Monday December 1 was world aids day. This is observed as a day dedicated to the awareness of HIV/Aids. Aids remains a major threat to individuals, families and communities in many parts of the world.
What can not escape anybody is the fact that, 26 years after the disease was first diagnosed, there is still no cure. The implication is that the disease remains a major killer. Many young people have not known a life devoid of the constant daily fear of catching HIV.
With the advent of Aids, life has never been the same for many people. It has killed many and left young ones orphaned. Interventions to prevent and control HIV/ Aids have since taken a life of their own.
A lot of money has been dedicated to the fight against Aids and whereas a vaccine or cure for the condition remains elusive, major achievements have been made in mitigating the impact the condition has on its victims.
More than a decade ago, getting infected with HIV was equivalent to a death warrant. The stigma that was associated with the disease could easily lead to premature death. In some homes, young people who fell sick as a result of the condition would be ostracized.
But over the years, with vigorous awareness campaigns, many people have come to terms with the reality that anyone can get the HIV virus that causes Aids.
The availability of antiretroviral (ARVs) therapy has also done a lot to reduce the stigma and more so, the fear that was hitherto associated with the condition.
ARV treatment has helped to improve the survival rates of people with HIV/Aids. But apparently, some argue it has served to remove the fear factor. Some say that the emphasis of treatment creates apathy and people do not fear catching the virus any longer.
What is apparent is that in many developing countries, treatment is yet to reach all who need it. At the same time, poverty remains widespread in most of the countries that have high prevalence rates of HIV. This is where the tragedy is.
ARV treatment requires a specific diet. And many poor people can hardly afford such. They easily abandon treatment and that is it!

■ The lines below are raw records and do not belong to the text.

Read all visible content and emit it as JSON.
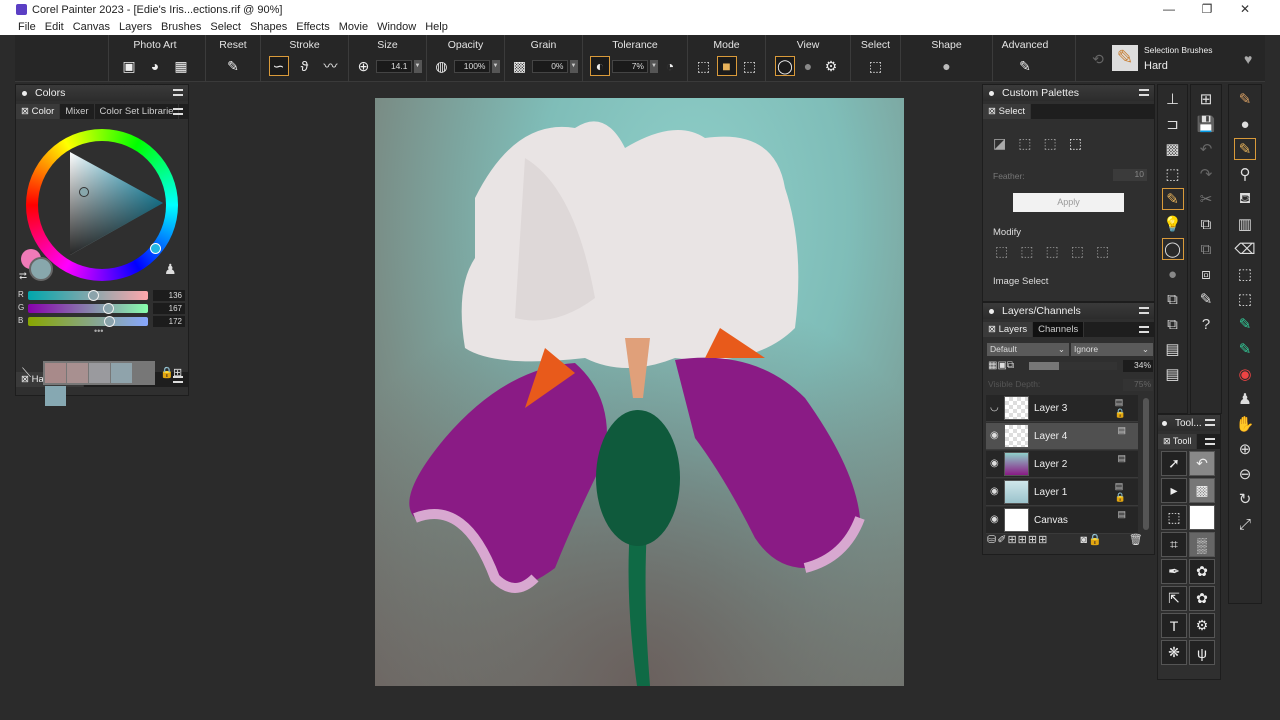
{
  "window": {
    "title": "Corel Painter 2023 - [Edie's Iris...ections.rif @ 90%]",
    "controls": [
      "minimize",
      "maximize",
      "close"
    ]
  },
  "menu": [
    "File",
    "Edit",
    "Canvas",
    "Layers",
    "Brushes",
    "Select",
    "Shapes",
    "Effects",
    "Movie",
    "Window",
    "Help"
  ],
  "toolbar": {
    "photo_art": "Photo Art",
    "reset": "Reset",
    "stroke": "Stroke",
    "size": "Size",
    "size_value": "14.1",
    "opacity": "Opacity",
    "opacity_value": "100%",
    "grain": "Grain",
    "grain_value": "0%",
    "tolerance": "Tolerance",
    "tolerance_value": "7%",
    "mode": "Mode",
    "view": "View",
    "select": "Select",
    "shape": "Shape",
    "advanced": "Advanced",
    "brush_category": "Selection Brushes",
    "brush_variant": "Hard"
  },
  "colors_panel": {
    "title": "Colors",
    "tabs": [
      "Color",
      "Mixer",
      "Color Set Librarie"
    ],
    "main_color": "#88a7ac",
    "secondary_color": "#f07ab8",
    "rgb": {
      "r_label": "R",
      "g_label": "G",
      "b_label": "B",
      "r": "136",
      "g": "167",
      "b": "172"
    },
    "harmonies_title": "Harmonies",
    "harmony_swatches": [
      "#a88a8a",
      "#a89090",
      "#9a9a9e",
      "#8fa3ab",
      "#86a8b2"
    ]
  },
  "custom_palettes": {
    "title": "Custom Palettes",
    "tab": "Select",
    "feather_label": "Feather:",
    "feather_value": "10",
    "apply": "Apply",
    "modify": "Modify",
    "image_select": "Image Select"
  },
  "layers_panel": {
    "title": "Layers/Channels",
    "tabs": [
      "Layers",
      "Channels"
    ],
    "composite_method": "Default",
    "preserve": "Ignore",
    "opacity": "34%",
    "visible_depth_label": "Visible Depth:",
    "visible_depth": "75%",
    "layers": [
      {
        "name": "Layer 3",
        "visible": false,
        "locked": true
      },
      {
        "name": "Layer 4",
        "visible": true,
        "locked": false,
        "selected": true
      },
      {
        "name": "Layer 2",
        "visible": true,
        "locked": false
      },
      {
        "name": "Layer 1",
        "visible": true,
        "locked": true
      },
      {
        "name": "Canvas",
        "visible": true,
        "locked": false
      }
    ]
  },
  "tools_panel": {
    "title": "Tool...",
    "tab": "Tooll"
  }
}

The campaign to control HIV/Aids has also had a number of contradictions. Whereas many advocate for Abstinence, Being faithful to ones sexual partner and Use of Condoms-the ABC strategy, there is a movement emanating from conservative Christianity that dismisses the use of condoms for religious reasons.
Whereas this strategy of conservative Christians is respectable, many tend to disagree with it. This is because many believe that sexual relations before marriage especially for young people is inevitable. However, conservative Christianity contends that sex is for married people only. The Catholic Church also opposes the use of condoms.
Whereas no one doubts the good intentions of these teachings, many believe they are counterproductive and only serve the opposite purpose.
Prevention remains the best option but the reality is that many people continue to get infected. So availing ARV’s treatment and testing services can have a great impact as far as containing and managing the condition is concerned. It is estimated that majority of the people infected with HIV are not aware of their zero status.
Lack of information about one’s zero status is considered to be a major factor in the spread of the virus. Apparently, few people will take the initiative to know their zero status.
Interacting with many young people, one gets the impression that many do not even want to know their status. This can be attributed to fear.
It is apparent that many will never take the initiative to have a voluntary test, at least before there is no visible condition to suspect that they may be infected.
Some will tell you that before they “go down” as in seriously falling sick, they will never want to know their status. However, according to experts, early knowledge of the condition helps one to live positively.
Some medical experts have gone on to say that timely ARV treatment and care can help HIV positive people to live into old age even if they got infected early in life. This vindicates the absolute necessity of testing and treatment services in the struggle against HIV/Aids.